Dunham has since appeared regularly on "The Tonight Show," in numerous stand-up comedy series and in such specials as "Hot Country Nights," taking his act from the club circuit to sold-out concert venues as a headliner in his own right. No stranger to the theatrical stage, he also toured with the Broadway musical "Sugar Babies." A master entertainer, Dunham has been featured as the opening act for dozens of major stars including Gloria Estefan, Julio Iglesias, Reba McEntire, Glen Campbell, Tanya Tucker, the Oakridge Boys and Bob Hope, with whom Dunham shared two unique moments: sitting on a couch with Hope and critiquing "Saturday Night Live" and flying aboard Hope's private Lear jet.

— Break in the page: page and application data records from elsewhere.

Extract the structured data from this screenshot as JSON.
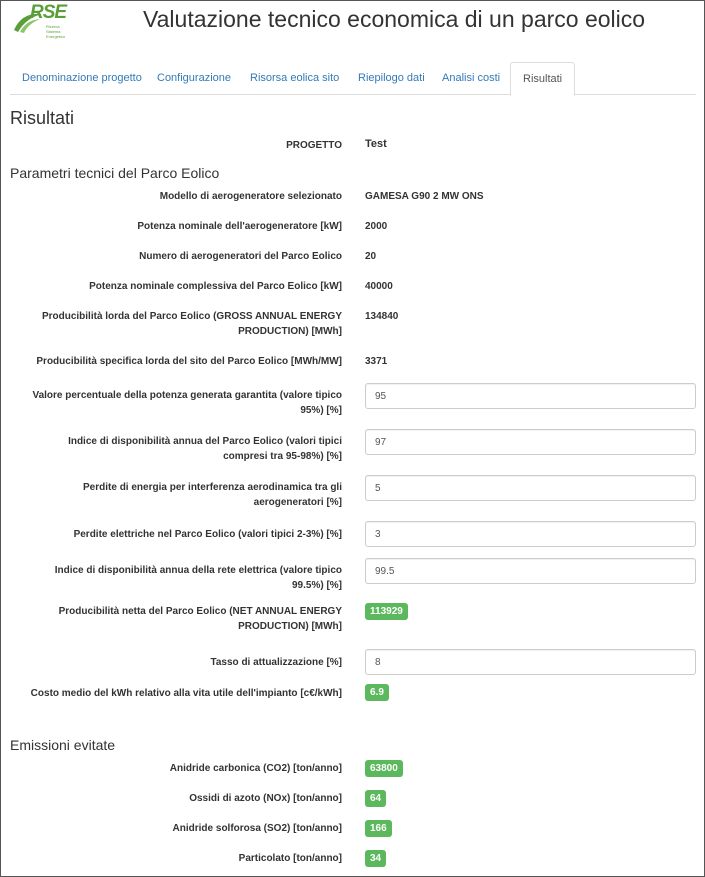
{
  "logo": {
    "text": "RSE",
    "subtitle": "Ricerca Sistema Energetico"
  },
  "app_title": "Valutazione tecnico economica di un parco eolico",
  "tabs": [
    {
      "label": "Denominazione progetto"
    },
    {
      "label": "Configurazione"
    },
    {
      "label": "Risorsa eolica sito"
    },
    {
      "label": "Riepilogo dati"
    },
    {
      "label": "Analisi costi"
    },
    {
      "label": "Risultati"
    }
  ],
  "active_tab": "Risultati",
  "page_title": "Risultati",
  "project": {
    "label": "PROGETTO",
    "value": "Test"
  },
  "technical": {
    "title": "Parametri tecnici del Parco Eolico",
    "rows": [
      {
        "label": "Modello di aerogeneratore selezionato",
        "value": "GAMESA G90 2 MW ONS"
      },
      {
        "label": "Potenza nominale dell'aerogeneratore [kW]",
        "value": "2000"
      },
      {
        "label": "Numero di aerogeneratori del Parco Eolico",
        "value": "20"
      },
      {
        "label": "Potenza nominale complessiva del Parco Eolico [kW]",
        "value": "40000"
      },
      {
        "label": "Producibilità lorda del Parco Eolico (GROSS ANNUAL ENERGY PRODUCTION) [MWh]",
        "value": "134840"
      },
      {
        "label": "Producibilità specifica lorda del sito del Parco Eolico [MWh/MW]",
        "value": "3371"
      }
    ],
    "inputs": [
      {
        "label": "Valore percentuale della potenza generata garantita (valore tipico 95%) [%]",
        "value": "95"
      },
      {
        "label": "Indice di disponibilità annua del Parco Eolico (valori tipici compresi tra 95-98%) [%]",
        "value": "97"
      },
      {
        "label": "Perdite di energia per interferenza aerodinamica tra gli aerogeneratori [%]",
        "value": "5"
      },
      {
        "label": "Perdite elettriche nel Parco Eolico (valori tipici 2-3%) [%]",
        "value": "3"
      },
      {
        "label": "Indice di disponibilità annua della rete elettrica (valore tipico 99.5%) [%]",
        "value": "99.5"
      }
    ],
    "net_production": {
      "label": "Producibilità netta del Parco Eolico (NET ANNUAL ENERGY PRODUCTION) [MWh]",
      "value": "113929"
    },
    "discount_rate": {
      "label": "Tasso di attualizzazione [%]",
      "value": "8"
    },
    "lcoe": {
      "label": "Costo medio del kWh relativo alla vita utile dell'impianto [c€/kWh]",
      "value": "6.9"
    }
  },
  "emissions": {
    "title": "Emissioni evitate",
    "rows": [
      {
        "label": "Anidride carbonica (CO2) [ton/anno]",
        "value": "63800"
      },
      {
        "label": "Ossidi di azoto (NOx) [ton/anno]",
        "value": "64"
      },
      {
        "label": "Anidride solforosa (SO2) [ton/anno]",
        "value": "166"
      },
      {
        "label": "Particolato [ton/anno]",
        "value": "34"
      }
    ]
  },
  "colors": {
    "badge": "#5cb85c",
    "link": "#337ab7",
    "logo": "#5a9e3a"
  }
}
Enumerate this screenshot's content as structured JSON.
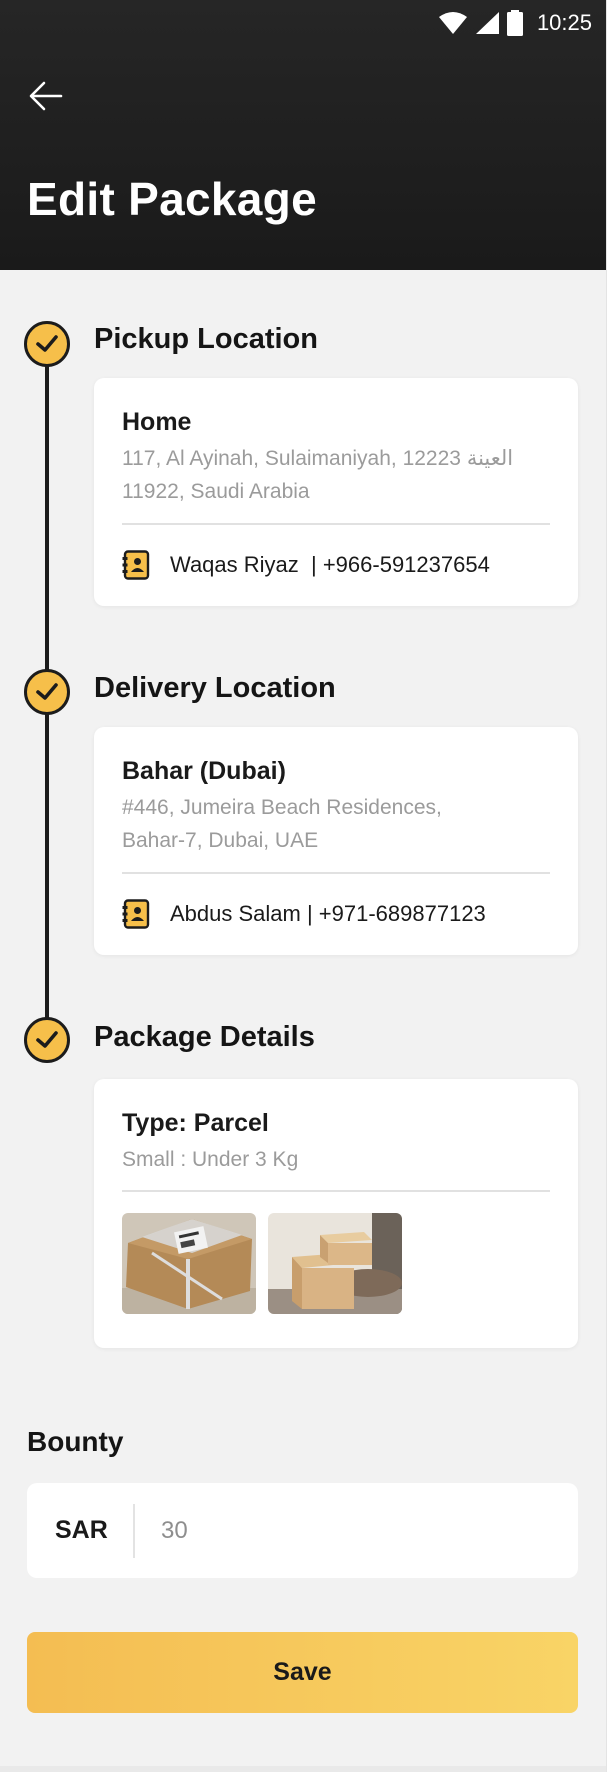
{
  "status_bar": {
    "time": "10:25"
  },
  "header": {
    "title": "Edit Package"
  },
  "pickup": {
    "section_title": "Pickup Location",
    "place_name": "Home",
    "address": "117, Al Ayinah, Sulaimaniyah, 12223 العينة 11922, Saudi Arabia",
    "contact": "Waqas Riyaz  | +966-591237654"
  },
  "delivery": {
    "section_title": "Delivery Location",
    "place_name": "Bahar (Dubai)",
    "address": "#446, Jumeira Beach Residences, Bahar-7, Dubai, UAE",
    "contact": "Abdus Salam | +971-689877123"
  },
  "package": {
    "section_title": "Package Details",
    "type": "Type: Parcel",
    "size": "Small : Under 3 Kg"
  },
  "bounty": {
    "label": "Bounty",
    "currency": "SAR",
    "value": "30"
  },
  "save_label": "Save",
  "colors": {
    "accent": "#f6bf4a",
    "header_bg": "#1f1f1f",
    "page_bg": "#f2f2f2",
    "card_bg": "#ffffff",
    "muted_text": "#9b9b9b"
  },
  "icons": {
    "back": "arrow-left-icon",
    "check": "check-circle-icon",
    "contact": "contact-book-icon"
  }
}
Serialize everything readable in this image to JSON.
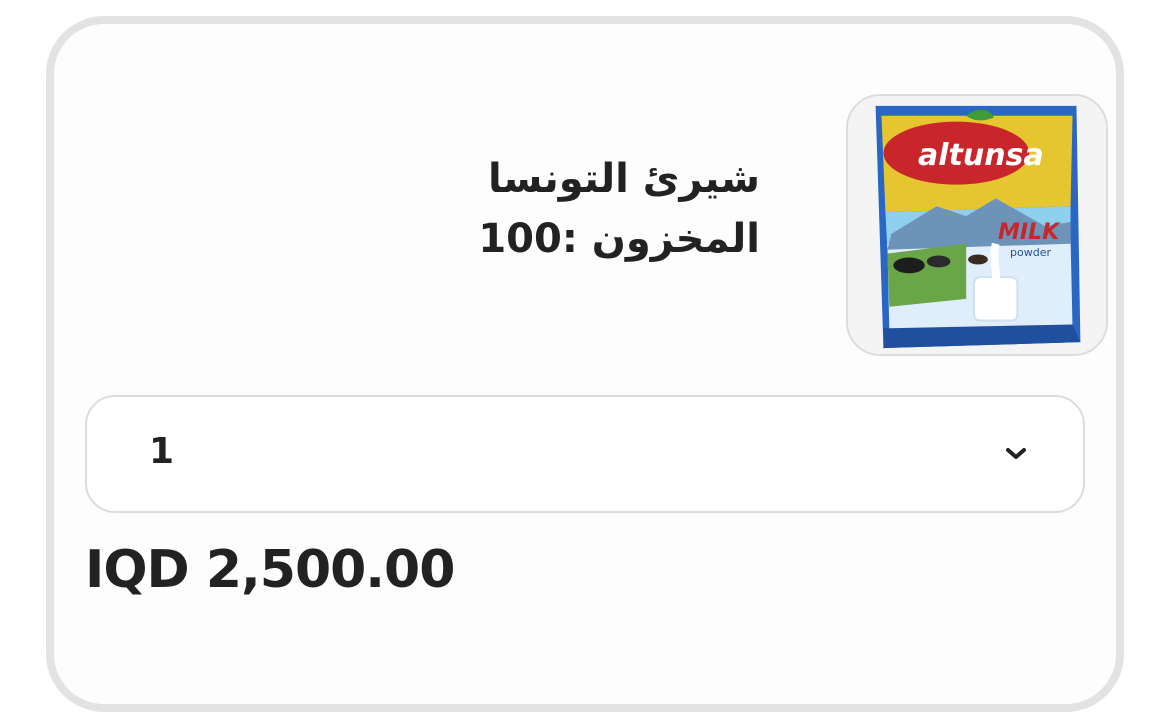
{
  "product": {
    "title": "شيرئ التونسا",
    "stock": "المخزون :100",
    "image": {
      "icon": "milk-powder-package-photo",
      "brand_text": "altunsa",
      "product_text": "MILK",
      "sub_text": "powder"
    }
  },
  "quantity": {
    "selected": "1",
    "icon": "chevron-down-icon"
  },
  "price": {
    "text": "IQD 2,500.00"
  },
  "colors": {
    "card_border": "#e3e3e3",
    "text": "#222222",
    "field_border": "#dcdcdc",
    "pack_yellow": "#e8c832",
    "pack_blue": "#1f5fb8",
    "brand_red": "#c9262b"
  }
}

But enough about Dunham. The real stars of the show are his partners in comedy: chiefly, Jose Jalapeno on a Stick, Peanut and Walter. With a personality reflecting one of Dunham's favorite cartoon characters, Speedy Gonzales' cousin Slowpoke, the oversized and mustachioed Jose Jalapeno eschews ethnic humor in favor of stiffer material stick jokes. Peanut, a purple potbellied "woozle," approaches the world with a mix of childlike wonder and streetwise naughtiness. And the irascible Walter, whose bald head and permanent frown is usually accompanied by crossed arms, draws laughs with his non-stop negativism.
In addition to a white-trash, buck-toothed hayseed named Bubba, Dunham's lesser-known characters include a gorilla, a cockroach, and a worm at the bottom of a tequila bottle.
It is the believability of Dunham's characters that endear them to audiences everywhere.